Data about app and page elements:
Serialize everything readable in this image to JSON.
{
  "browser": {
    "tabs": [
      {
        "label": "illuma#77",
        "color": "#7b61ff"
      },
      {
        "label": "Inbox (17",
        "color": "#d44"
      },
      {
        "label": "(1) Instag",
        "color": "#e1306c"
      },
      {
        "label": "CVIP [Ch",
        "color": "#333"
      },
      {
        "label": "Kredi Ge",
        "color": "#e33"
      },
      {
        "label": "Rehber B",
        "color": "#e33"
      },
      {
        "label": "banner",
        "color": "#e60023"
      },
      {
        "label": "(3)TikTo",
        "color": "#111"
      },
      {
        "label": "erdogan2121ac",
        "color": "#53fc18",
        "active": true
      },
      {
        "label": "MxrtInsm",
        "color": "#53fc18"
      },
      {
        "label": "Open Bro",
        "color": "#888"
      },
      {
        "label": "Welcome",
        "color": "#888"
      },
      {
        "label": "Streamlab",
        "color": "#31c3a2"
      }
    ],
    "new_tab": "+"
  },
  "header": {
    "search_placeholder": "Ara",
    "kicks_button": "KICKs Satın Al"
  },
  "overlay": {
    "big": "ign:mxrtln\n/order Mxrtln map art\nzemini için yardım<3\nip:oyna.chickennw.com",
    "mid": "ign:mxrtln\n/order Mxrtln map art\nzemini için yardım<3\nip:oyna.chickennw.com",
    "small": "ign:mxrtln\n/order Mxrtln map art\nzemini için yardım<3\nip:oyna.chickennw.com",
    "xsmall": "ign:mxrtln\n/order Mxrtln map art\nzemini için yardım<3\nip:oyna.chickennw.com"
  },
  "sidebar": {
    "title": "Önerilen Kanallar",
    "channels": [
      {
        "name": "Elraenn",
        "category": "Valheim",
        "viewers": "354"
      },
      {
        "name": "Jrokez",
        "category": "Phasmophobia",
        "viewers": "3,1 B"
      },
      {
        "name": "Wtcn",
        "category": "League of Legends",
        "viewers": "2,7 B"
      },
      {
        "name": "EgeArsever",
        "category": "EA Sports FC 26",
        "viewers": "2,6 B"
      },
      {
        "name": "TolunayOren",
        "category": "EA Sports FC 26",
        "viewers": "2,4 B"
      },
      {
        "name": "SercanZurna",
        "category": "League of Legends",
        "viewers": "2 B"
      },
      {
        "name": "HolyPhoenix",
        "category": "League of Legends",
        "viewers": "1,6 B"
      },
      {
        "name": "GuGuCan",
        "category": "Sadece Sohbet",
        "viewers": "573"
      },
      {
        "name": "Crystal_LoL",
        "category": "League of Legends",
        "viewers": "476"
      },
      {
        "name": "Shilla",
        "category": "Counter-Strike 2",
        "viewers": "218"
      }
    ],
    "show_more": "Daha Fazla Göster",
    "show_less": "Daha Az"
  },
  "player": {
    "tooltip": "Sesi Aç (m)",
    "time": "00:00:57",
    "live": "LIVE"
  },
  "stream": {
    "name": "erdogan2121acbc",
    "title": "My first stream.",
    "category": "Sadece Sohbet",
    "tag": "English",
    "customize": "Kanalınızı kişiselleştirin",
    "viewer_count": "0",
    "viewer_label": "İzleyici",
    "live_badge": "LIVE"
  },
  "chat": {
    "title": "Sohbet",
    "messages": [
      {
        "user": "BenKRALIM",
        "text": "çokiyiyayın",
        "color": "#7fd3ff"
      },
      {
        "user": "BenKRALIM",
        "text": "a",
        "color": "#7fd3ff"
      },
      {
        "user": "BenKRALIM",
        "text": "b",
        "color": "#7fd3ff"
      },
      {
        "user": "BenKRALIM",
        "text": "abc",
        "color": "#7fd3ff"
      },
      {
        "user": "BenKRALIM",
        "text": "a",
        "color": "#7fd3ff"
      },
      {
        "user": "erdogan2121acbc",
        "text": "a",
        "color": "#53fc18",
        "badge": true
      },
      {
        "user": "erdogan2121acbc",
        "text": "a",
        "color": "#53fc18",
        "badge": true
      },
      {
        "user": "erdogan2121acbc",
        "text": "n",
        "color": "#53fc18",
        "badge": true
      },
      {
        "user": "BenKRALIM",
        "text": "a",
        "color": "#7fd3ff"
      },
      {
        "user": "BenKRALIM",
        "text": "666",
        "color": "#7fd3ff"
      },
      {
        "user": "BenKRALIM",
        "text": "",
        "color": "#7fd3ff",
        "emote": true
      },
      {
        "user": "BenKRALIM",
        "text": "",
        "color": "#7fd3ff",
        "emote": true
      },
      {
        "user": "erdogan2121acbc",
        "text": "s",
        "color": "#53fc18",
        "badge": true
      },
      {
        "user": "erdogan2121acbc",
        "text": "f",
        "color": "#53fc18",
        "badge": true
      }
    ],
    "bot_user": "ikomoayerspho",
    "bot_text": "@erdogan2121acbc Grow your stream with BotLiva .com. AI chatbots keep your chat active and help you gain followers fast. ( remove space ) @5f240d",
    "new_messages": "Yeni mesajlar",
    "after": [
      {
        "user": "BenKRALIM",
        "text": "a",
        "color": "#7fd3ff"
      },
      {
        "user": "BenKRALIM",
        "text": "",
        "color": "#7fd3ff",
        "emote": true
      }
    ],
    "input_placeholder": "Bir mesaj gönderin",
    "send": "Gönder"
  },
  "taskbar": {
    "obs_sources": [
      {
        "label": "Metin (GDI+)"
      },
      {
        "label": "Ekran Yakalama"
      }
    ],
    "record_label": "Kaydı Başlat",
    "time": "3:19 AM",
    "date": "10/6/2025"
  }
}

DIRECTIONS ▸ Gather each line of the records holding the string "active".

EXPECTED OUTPUT ▸
        "active": true
    "bot_text": "@erdogan2121acbc Grow your stream with BotLiva .com. AI chatbots keep your chat active and help you gain followers fast. ( remove space ) @5f240d",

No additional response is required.